» **PROVIDED DATA**:
· · · ·

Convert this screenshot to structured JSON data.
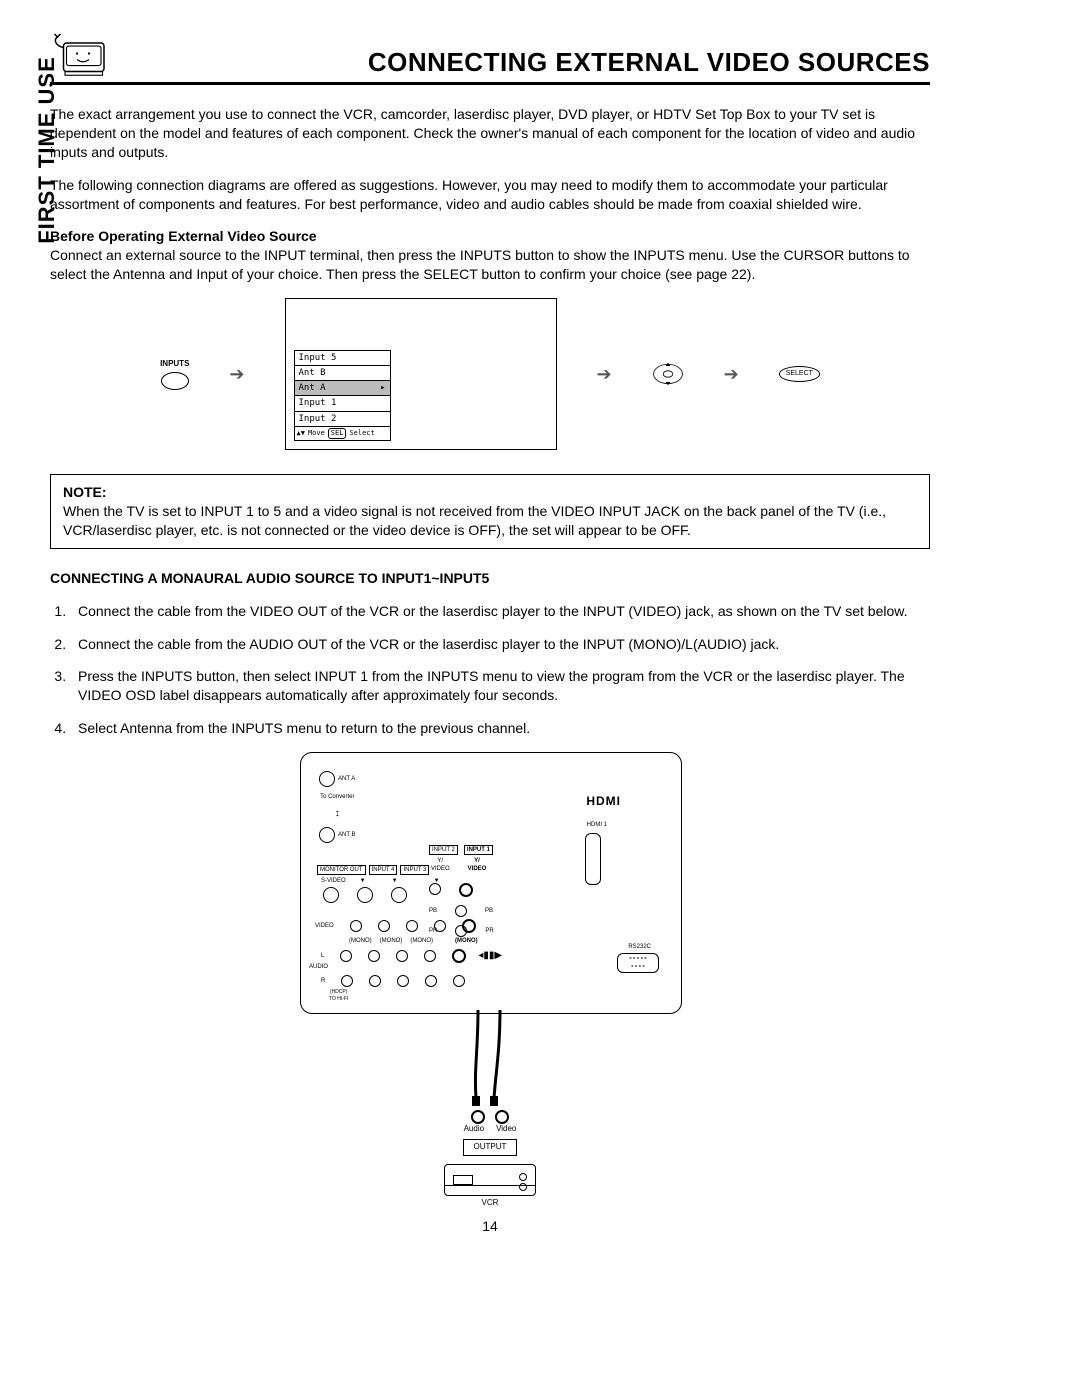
{
  "page_title": "CONNECTING EXTERNAL VIDEO SOURCES",
  "side_label": "FIRST TIME USE",
  "intro1": "The exact arrangement you use to connect the VCR, camcorder, laserdisc player, DVD player, or HDTV Set Top Box to your TV set is dependent on the model and features of each component.  Check the owner's manual of each component for the location of video and audio inputs and outputs.",
  "intro2": "The following connection diagrams are offered as suggestions.  However, you may need to modify them to accommodate your particular assortment of components and features.  For best performance, video and audio cables should be made from coaxial shielded wire.",
  "before_heading": "Before Operating External Video Source",
  "before_text": "Connect an external source to the INPUT terminal, then press the INPUTS button to show the INPUTS menu.  Use the CURSOR buttons to select the Antenna and Input of your choice.  Then press the SELECT button to confirm your choice (see page 22).",
  "inputs_button_label": "INPUTS",
  "menu": {
    "items": [
      "Input 5",
      "Ant B",
      "Ant A",
      "Input 1",
      "Input 2"
    ],
    "selected_index": 2,
    "footer_move": "Move",
    "footer_sel_btn": "SEL",
    "footer_select": "Select"
  },
  "select_label": "SELECT",
  "note": {
    "label": "NOTE:",
    "text": "When the TV is set to INPUT 1 to 5 and a video signal is not received from the VIDEO INPUT JACK on the back panel of the TV (i.e., VCR/laserdisc player, etc. is not connected or the video device is OFF), the set will appear to be OFF."
  },
  "mono_heading": "CONNECTING A MONAURAL AUDIO SOURCE TO INPUT1~INPUT5",
  "steps": [
    "Connect the cable from the VIDEO OUT of the VCR or the laserdisc player to the INPUT (VIDEO) jack, as shown on the TV set below.",
    "Connect the cable from the AUDIO OUT of the VCR or the laserdisc player to the INPUT (MONO)/L(AUDIO) jack.",
    "Press the INPUTS button, then select INPUT 1 from the INPUTS menu to view the program from the VCR or the laserdisc player.  The VIDEO OSD label disappears automatically after approximately four seconds.",
    "Select Antenna from the INPUTS menu to return to the previous channel."
  ],
  "rear": {
    "ant_a": "ANT A",
    "to_converter": "To Converter",
    "ant_b": "ANT B",
    "hdmi_logo": "HDMI",
    "hdmi1": "HDMI 1",
    "headers": {
      "monitor_out": "MONITOR OUT",
      "input4": "INPUT 4",
      "input3": "INPUT 3",
      "input2": "INPUT 2",
      "input1": "INPUT 1"
    },
    "svideo": "S-VIDEO",
    "video_row": "VIDEO",
    "audio_row": "AUDIO",
    "l": "L",
    "r": "R",
    "mono": "(MONO)",
    "y_video_a": "Y/\nVIDEO",
    "y_video_b": "Y/\nVIDEO",
    "pb": "PB",
    "pr": "PR",
    "under_r": "(HDCP)\nTO HI-FI",
    "rs232": "RS232C",
    "audio_out": "Audio",
    "video_out": "Video",
    "output": "OUTPUT",
    "vcr": "VCR"
  },
  "page_number": "14"
}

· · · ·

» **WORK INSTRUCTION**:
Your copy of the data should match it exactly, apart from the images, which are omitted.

» **TASK RESPONSE**:
Convert this screenshot to structured JSON data.
{
  "page_title": "CONNECTING EXTERNAL VIDEO SOURCES",
  "side_label": "FIRST TIME USE",
  "intro1": "The exact arrangement you use to connect the VCR, camcorder, laserdisc player, DVD player, or HDTV Set Top Box to your TV set is dependent on the model and features of each component.  Check the owner's manual of each component for the location of video and audio inputs and outputs.",
  "intro2": "The following connection diagrams are offered as suggestions.  However, you may need to modify them to accommodate your particular assortment of components and features.  For best performance, video and audio cables should be made from coaxial shielded wire.",
  "before_heading": "Before Operating External Video Source",
  "before_text": "Connect an external source to the INPUT terminal, then press the INPUTS button to show the INPUTS menu.  Use the CURSOR buttons to select the Antenna and Input of your choice.  Then press the SELECT button to confirm your choice (see page 22).",
  "inputs_button_label": "INPUTS",
  "menu": {
    "items": [
      "Input 5",
      "Ant B",
      "Ant A",
      "Input 1",
      "Input 2"
    ],
    "selected_index": 2,
    "footer_move": "Move",
    "footer_sel_btn": "SEL",
    "footer_select": "Select"
  },
  "select_label": "SELECT",
  "note": {
    "label": "NOTE:",
    "text": "When the TV is set to INPUT 1 to 5 and a video signal is not received from the VIDEO INPUT JACK on the back panel of the TV (i.e., VCR/laserdisc player, etc. is not connected or the video device is OFF), the set will appear to be OFF."
  },
  "mono_heading": "CONNECTING A MONAURAL AUDIO SOURCE TO INPUT1~INPUT5",
  "steps": [
    "Connect the cable from the VIDEO OUT of the VCR or the laserdisc player to the INPUT (VIDEO) jack, as shown on the TV set below.",
    "Connect the cable from the AUDIO OUT of the VCR or the laserdisc player to the INPUT (MONO)/L(AUDIO) jack.",
    "Press the INPUTS button, then select INPUT 1 from the INPUTS menu to view the program from the VCR or the laserdisc player.  The VIDEO OSD label disappears automatically after approximately four seconds.",
    "Select Antenna from the INPUTS menu to return to the previous channel."
  ],
  "rear": {
    "ant_a": "ANT A",
    "to_converter": "To Converter",
    "ant_b": "ANT B",
    "hdmi_logo": "HDMI",
    "hdmi1": "HDMI 1",
    "headers": {
      "monitor_out": "MONITOR OUT",
      "input4": "INPUT 4",
      "input3": "INPUT 3",
      "input2": "INPUT 2",
      "input1": "INPUT 1"
    },
    "svideo": "S-VIDEO",
    "video_row": "VIDEO",
    "audio_row": "AUDIO",
    "l": "L",
    "r": "R",
    "mono": "(MONO)",
    "y_video_a": "Y/\nVIDEO",
    "y_video_b": "Y/\nVIDEO",
    "pb": "PB",
    "pr": "PR",
    "under_r": "(HDCP)\nTO HI-FI",
    "rs232": "RS232C",
    "audio_out": "Audio",
    "video_out": "Video",
    "output": "OUTPUT",
    "vcr": "VCR"
  },
  "page_number": "14"
}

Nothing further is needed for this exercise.